Developing for the Fediverse, users complain about bugs in all kinds of obscure web browsers. As a developer, it's endlessly frustrating.

Why can't you just use a normal web browser like a normal person? Despite my efforts to bring normies to the Fediverse, the userbase is still primarily a bunch of nerds. Then they act like it's my fault they're using a web browser nobody's ever heard of.

Front-end development with Webpack, ServiceWorkers, intersection observers, and block formatting contexts, has become increasingly complicated. The driving force behind much of these efforts is Google. And as much as I hate big tech monopolies, it's really just easier when everyone uses their product (the open-source version, Chromium, of course).

Instead I get bug reports from users of Pale Moon, Bromite, and Brave. In theory these "just Chromium forks" should work, but they don't. Pale Moon borked my CSS, Bromite crashed my whole website, and Brave logged out all my users when it broke localStorage in an update. As a developer I wish we had more stability.

Brave broke authentication on my website.

But freedom of choice is what made the web beautiful to begin with. It's what draws me to the Fediverse and compels me to keep building it every day. I realize that Fediverse users are attracted to alternative browsers for a reason.
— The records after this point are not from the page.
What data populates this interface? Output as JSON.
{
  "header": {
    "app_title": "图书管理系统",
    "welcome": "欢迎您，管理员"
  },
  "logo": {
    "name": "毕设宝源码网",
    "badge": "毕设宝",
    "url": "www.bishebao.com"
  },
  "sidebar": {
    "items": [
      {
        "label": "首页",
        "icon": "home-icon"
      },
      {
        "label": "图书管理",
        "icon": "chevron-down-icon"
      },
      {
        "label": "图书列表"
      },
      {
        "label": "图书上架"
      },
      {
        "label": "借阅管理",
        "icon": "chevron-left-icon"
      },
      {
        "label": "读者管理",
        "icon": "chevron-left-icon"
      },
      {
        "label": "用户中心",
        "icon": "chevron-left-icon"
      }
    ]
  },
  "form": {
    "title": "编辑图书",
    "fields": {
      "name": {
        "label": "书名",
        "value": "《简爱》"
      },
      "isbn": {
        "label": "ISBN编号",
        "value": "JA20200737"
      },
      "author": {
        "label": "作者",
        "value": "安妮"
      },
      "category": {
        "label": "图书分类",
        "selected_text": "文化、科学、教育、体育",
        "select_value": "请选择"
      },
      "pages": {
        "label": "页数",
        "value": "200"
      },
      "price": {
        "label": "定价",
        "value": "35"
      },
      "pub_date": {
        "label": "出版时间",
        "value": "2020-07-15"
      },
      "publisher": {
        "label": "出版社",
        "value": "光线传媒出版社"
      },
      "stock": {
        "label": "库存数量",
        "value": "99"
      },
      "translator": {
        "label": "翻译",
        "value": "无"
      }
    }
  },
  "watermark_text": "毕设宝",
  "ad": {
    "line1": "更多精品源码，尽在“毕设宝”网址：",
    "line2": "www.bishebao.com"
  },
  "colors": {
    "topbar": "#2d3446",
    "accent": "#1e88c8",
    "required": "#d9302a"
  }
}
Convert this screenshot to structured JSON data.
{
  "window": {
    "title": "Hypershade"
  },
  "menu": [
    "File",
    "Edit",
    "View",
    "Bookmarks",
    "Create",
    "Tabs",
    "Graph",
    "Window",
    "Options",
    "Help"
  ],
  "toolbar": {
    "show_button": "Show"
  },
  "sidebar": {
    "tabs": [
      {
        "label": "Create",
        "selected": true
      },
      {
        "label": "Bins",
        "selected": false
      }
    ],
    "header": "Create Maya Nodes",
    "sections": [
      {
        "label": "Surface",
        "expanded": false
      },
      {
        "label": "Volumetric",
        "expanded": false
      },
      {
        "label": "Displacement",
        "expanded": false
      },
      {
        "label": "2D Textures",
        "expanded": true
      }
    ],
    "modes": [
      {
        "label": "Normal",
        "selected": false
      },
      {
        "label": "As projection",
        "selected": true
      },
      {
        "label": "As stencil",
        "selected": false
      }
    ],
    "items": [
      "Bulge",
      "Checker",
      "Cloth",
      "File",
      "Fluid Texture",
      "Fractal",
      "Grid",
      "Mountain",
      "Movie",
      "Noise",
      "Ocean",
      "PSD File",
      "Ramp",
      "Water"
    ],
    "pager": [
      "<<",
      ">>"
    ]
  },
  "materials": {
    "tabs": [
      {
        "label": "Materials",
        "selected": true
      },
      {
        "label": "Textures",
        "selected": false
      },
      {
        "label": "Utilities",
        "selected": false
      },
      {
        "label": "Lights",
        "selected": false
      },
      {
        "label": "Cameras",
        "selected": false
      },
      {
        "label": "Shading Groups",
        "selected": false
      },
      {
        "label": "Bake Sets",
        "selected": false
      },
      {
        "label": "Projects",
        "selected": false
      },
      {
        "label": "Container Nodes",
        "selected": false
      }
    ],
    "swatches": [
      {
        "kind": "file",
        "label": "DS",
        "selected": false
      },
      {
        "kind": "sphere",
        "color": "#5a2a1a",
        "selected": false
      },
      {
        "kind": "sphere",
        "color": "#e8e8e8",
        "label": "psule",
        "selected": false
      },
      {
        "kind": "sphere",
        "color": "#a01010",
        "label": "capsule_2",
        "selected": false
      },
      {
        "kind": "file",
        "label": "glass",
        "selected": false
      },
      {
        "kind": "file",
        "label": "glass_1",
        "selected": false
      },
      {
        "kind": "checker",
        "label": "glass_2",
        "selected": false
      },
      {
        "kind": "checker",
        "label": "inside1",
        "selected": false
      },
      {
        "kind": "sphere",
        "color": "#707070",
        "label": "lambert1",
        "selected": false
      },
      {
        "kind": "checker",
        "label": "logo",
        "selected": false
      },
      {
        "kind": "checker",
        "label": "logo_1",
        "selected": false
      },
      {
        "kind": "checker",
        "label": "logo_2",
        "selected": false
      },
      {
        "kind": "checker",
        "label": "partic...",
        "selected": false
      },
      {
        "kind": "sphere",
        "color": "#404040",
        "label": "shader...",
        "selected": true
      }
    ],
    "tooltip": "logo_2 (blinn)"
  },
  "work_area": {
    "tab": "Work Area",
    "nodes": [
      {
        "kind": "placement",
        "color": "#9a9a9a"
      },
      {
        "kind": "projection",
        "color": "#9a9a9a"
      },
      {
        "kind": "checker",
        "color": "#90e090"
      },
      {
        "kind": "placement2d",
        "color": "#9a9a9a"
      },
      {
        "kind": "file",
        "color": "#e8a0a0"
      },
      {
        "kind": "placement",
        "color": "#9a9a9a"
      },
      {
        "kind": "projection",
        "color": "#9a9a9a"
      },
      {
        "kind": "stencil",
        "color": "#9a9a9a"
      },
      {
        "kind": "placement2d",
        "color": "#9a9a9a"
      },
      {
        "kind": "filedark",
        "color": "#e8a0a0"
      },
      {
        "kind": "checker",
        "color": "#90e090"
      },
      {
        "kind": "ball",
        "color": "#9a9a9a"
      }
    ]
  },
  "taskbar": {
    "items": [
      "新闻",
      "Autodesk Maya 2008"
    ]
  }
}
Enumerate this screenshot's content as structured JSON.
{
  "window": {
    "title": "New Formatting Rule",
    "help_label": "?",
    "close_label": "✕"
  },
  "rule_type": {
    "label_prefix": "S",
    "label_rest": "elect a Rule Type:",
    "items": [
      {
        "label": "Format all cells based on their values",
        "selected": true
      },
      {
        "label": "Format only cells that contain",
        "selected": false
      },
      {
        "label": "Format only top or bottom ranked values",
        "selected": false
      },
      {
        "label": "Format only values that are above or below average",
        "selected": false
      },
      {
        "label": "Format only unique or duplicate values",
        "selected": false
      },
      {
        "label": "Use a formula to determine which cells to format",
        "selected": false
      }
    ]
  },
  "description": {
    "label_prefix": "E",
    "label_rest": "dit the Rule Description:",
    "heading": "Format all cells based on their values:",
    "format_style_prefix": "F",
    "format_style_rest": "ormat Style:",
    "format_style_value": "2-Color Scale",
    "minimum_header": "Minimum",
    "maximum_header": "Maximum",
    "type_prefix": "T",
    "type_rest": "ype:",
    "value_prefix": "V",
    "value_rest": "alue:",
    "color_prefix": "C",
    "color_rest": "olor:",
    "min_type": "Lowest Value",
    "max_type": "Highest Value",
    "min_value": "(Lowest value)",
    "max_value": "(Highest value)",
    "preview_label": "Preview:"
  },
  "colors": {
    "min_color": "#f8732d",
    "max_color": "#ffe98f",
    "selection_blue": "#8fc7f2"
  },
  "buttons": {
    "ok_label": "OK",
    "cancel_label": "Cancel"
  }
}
The 2020 cryptocurrency boom lead me to take another look at Brave. Brave integrated Ethereum into the browser itself, and it will actually pay you to use the browser. This very scheme is what propelled PayPal into internet stardom.

Brave's new tab page, an ad, and 3.4 BAT of earnings this month.

As I used Brave, it started to become clear what their vision actually is. Anyone can start a website on the internet, but it costs money. Most websites eventually die, while a small few become extraordinarily rich. It's not because small websites don't provide value; it's because there are barriers to monetization.

The internet has a money problem, and Brave is trying to solve it. Brave allows you to send money to any website through the web browser. That's right, you can send money to a domain name. We're talking about recurring payments similar to Patreon, but through the browser itself. Website owners will have to go through Brave's centralized service to claim the donations, but it's a fantastic concept. Imagine being able to start a dinky homegrown website — like say, a Fediverse server — and having the hosting costs already covered just because enough Brave users visit your website.

Sending funds to my website in Brave.

In my 3 months of using Brave, I've received a little over $20. It's not a get rich quick scheme, but it's certainly not nothing. And I want to emphasize that if all my users used Brave, I would receive a lot more. Brave pays users to view unobtrusive ads, then automatically distributes a fraction of their earnings to the websites that user visits most. This means more Brave users = higher payouts to independent websites like mine.

Brave's payout after just 3 months of use.

The beauty of this model is that it's also sustainable for Brave. Brave makes money, users make money, independent websites make money, and everyone wins.

This is an incredible innovation, and it's not Brave's only one. They also have native support for websites served over IPFS, Tor, and even blockchain domains such as ENS (Ethereum Name Service). In the fight against online censorship, DNS is a squeaky wheel, and blockchain domains are the answer.

Brave is literally paving the way towards the future of the internet. The importance of blockchain domains cannot be overstated. It opens the door to a whole new online world where users are in control, but people simply cannot access it unless browsers add support. If Brave became the most popular web browser, the problem of DNS censorship would be solved almost overnight.

These are things Google cannot or will not support. It simply isn't in their business model. Our only hope for internet freedom is in alternative browsers like Brave. So while the bugs frustrate me, it is something I can accept. After all, the browser is literally paying me — a compromise for my patience. In the fight for internet freedom, it couldn't be more clear who is on our side.

So to all the alternate web browsers out there: fuck you, and I love you. My love far outweighs my frustration. So keep up the great work. You're our only hope!